=== Information shown ===

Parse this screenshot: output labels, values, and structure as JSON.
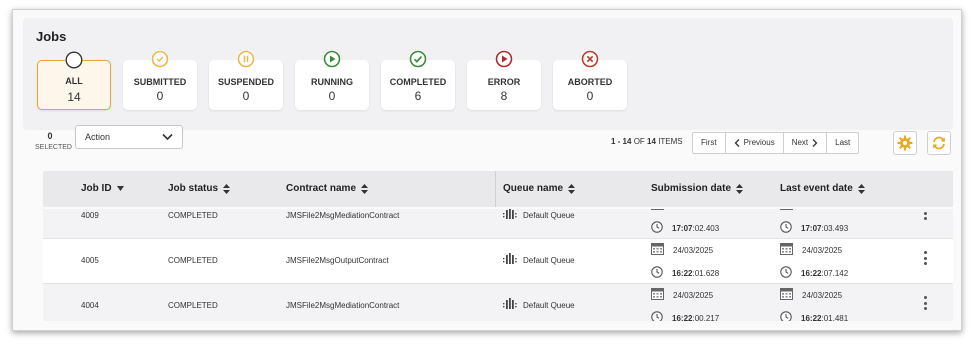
{
  "page": {
    "title": "Jobs"
  },
  "status_cards": [
    {
      "key": "all",
      "label": "ALL",
      "count": "14",
      "color": "#9a9a9a",
      "icon": "circle-icon",
      "active": true
    },
    {
      "key": "submitted",
      "label": "SUBMITTED",
      "count": "0",
      "color": "#e8b84a",
      "icon": "submitted-icon",
      "active": false
    },
    {
      "key": "suspended",
      "label": "SUSPENDED",
      "count": "0",
      "color": "#e8b84a",
      "icon": "pause-icon",
      "active": false
    },
    {
      "key": "running",
      "label": "RUNNING",
      "count": "0",
      "color": "#3a8a3a",
      "icon": "play-icon",
      "active": false
    },
    {
      "key": "completed",
      "label": "COMPLETED",
      "count": "6",
      "color": "#3a8a3a",
      "icon": "check-icon",
      "active": false
    },
    {
      "key": "error",
      "label": "ERROR",
      "count": "8",
      "color": "#b02a2a",
      "icon": "error-play-icon",
      "active": false
    },
    {
      "key": "aborted",
      "label": "ABORTED",
      "count": "0",
      "color": "#c0392b",
      "icon": "x-icon",
      "active": false
    }
  ],
  "toolbar": {
    "selected_count": "0",
    "selected_label": "SELECTED",
    "action_label": "Action",
    "items_range": "1 - 14",
    "items_of": "OF",
    "items_total": "14",
    "items_suffix": "ITEMS",
    "pager": {
      "first": "First",
      "previous": "Previous",
      "next": "Next",
      "last": "Last"
    },
    "accent_color": "#e8a820"
  },
  "table": {
    "columns": {
      "job_id": "Job ID",
      "job_status": "Job status",
      "contract_name": "Contract name",
      "queue_name": "Queue name",
      "submission_date": "Submission date",
      "last_event_date": "Last event date"
    },
    "rows": [
      {
        "job_id": "4009",
        "status": "COMPLETED",
        "contract": "JMSFile2MsgMediationContract",
        "queue": "Default Queue",
        "sub_date": "",
        "sub_time_bold": "17:07",
        "sub_time_rest": ":02.403",
        "last_date": "",
        "last_time_bold": "17:07",
        "last_time_rest": ":03.493"
      },
      {
        "job_id": "4005",
        "status": "COMPLETED",
        "contract": "JMSFile2MsgOutputContract",
        "queue": "Default Queue",
        "sub_date": "24/03/2025",
        "sub_time_bold": "16:22",
        "sub_time_rest": ":01.628",
        "last_date": "24/03/2025",
        "last_time_bold": "16:22",
        "last_time_rest": ":07.142"
      },
      {
        "job_id": "4004",
        "status": "COMPLETED",
        "contract": "JMSFile2MsgMediationContract",
        "queue": "Default Queue",
        "sub_date": "24/03/2025",
        "sub_time_bold": "16:22",
        "sub_time_rest": ":00.217",
        "last_date": "24/03/2025",
        "last_time_bold": "16:22",
        "last_time_rest": ":01.481"
      }
    ]
  }
}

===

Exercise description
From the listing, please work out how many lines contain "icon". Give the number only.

Problem solution
7